Symptoms of a Heart Attack

A heart attack is a potentially life threatening condition that can happen when the blood vessels that supply your heart muscles are blocked. If your heart muscle isn’t getting enough blood then the tissue can be starved of oxygen. This can cause a variety of different symptoms. It is important to be aware of these signs of a heart attack so that you can seek help right away if you or someone else is affected.

Symptoms of a Heart Attack

Common Heart Attack Symptoms

Most people are familiar with some of the most common heart attack symptoms. You may already be aware that a heart attack can cause the following symptoms.

  • Chest pain: this will usually appear suddenly and it won’t go away without treatment. It can feel like your chest is being squeezed or pressed.
  • Pain that spreads to your arm: the pain may spread along one or both of your arms or into your neck, jaw, back or stomach.

Other common symptoms of heart attacks that are less well known are:

  • Shortness of breath
  • Light headedness
  • Nausea
  • Sweating

Unusual Heart Attack Symptoms

Heart attack symptoms are often easy to spot as many people will experience a sudden and severe pain in their chest. However, some people can experience the symptoms differently, which can make it harder to recognise what is happening. Some of the less common heart attack symptoms include:

  • Sudden anxiety, a bit like a panic attack
  • Coughing or wheezing
  • Vomiting
  • Fainting
  • Heart attack symptoms that start gradually, sometimes over several days instead of as a sudden attack
  • Mild chest pain that just feels like indigestion
  • A heart attack without any chest pain (this is more common in older people, women and people who have diabetes)

Some people may also experience heart-attack like symptoms that only appear when they are exercising or exerting themselves and then go away after resting. This could be caused by angina, which happens when the blood supply to the heart muscle is restricted but not completely blocked. Angina can be a sign that you are at risk of a heart attack but it can be managed with medication if you see your doctor.

Heart Attack Symptoms in Women

One reason why it can sometimes be difficult to recognise the signs of a heart attack is that we tend to associate them with middle aged men, particularly those who live an unhealthy lifestyle. Although it is true that men are more likely to have heart attacks than women, it is possible for anyone to be affected. Men and women of all ages and lifestyles can have heart attacks so it is vital to take the symptoms seriously, no matter who is affected. Even young and apparently healthy people can have heart attacks or other cardiac problems.

However, you are more likely to have a heart attack if you are male, over 40, overweight, a smoker, lead a sedentary lifestyle or have a family history of coronary heart disease. You can reduce the risk of a heart attack by improving your diet and lifestyle. It is also a good idea to visit Cardiac Screen for heart screening if you are over 40 or at higher risk of heart disease. Screening can detect signs that you are at risk of a heart attack so that you can get treatment before you experience any symptoms.
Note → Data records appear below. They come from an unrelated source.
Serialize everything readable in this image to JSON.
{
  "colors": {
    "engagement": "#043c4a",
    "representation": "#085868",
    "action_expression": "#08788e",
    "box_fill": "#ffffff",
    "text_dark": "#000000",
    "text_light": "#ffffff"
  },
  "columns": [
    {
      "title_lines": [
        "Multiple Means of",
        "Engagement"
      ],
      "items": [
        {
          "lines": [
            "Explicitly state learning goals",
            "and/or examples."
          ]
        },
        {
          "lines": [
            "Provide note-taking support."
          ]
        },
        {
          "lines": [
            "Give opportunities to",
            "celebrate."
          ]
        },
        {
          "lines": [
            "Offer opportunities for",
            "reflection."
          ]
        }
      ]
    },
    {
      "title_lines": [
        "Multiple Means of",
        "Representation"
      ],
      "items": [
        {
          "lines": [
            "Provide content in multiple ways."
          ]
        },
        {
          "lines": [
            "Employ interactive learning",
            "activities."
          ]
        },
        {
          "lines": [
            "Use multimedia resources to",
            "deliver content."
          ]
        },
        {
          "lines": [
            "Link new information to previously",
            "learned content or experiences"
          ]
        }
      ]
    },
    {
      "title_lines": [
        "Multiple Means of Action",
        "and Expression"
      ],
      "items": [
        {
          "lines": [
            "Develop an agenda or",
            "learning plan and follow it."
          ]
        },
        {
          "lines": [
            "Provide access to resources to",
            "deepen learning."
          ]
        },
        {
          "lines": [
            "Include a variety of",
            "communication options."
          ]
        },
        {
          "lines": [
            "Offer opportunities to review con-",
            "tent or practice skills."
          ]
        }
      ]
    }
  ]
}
The symptoms of a heart attack are usually similar, no matter who is affected. However, some people dismiss the symptoms because they think that they aren’t at risk. In other cases, people experience slightly more unusual symptoms and aren’t aware that they are caused by a heart attack.

What to Do If You Suspect a Heart Attack

A heart attack is a medical emergency so you should call an ambulance right away if you suspect that you or someone else is having one. It’s always best to call even if you’re not experiencing the classic heart attack symptoms or you aren’t a typical heart attack patient.

While you are waiting for the ambulance to arrive you (or the person who is affected) should sit down, rest and try to stay calm. If there is an aspirin within reach (or someone can fetch it) then you should chew on a tablet. Aspirin can help by preventing blood clots from forming and blocking your arteries more.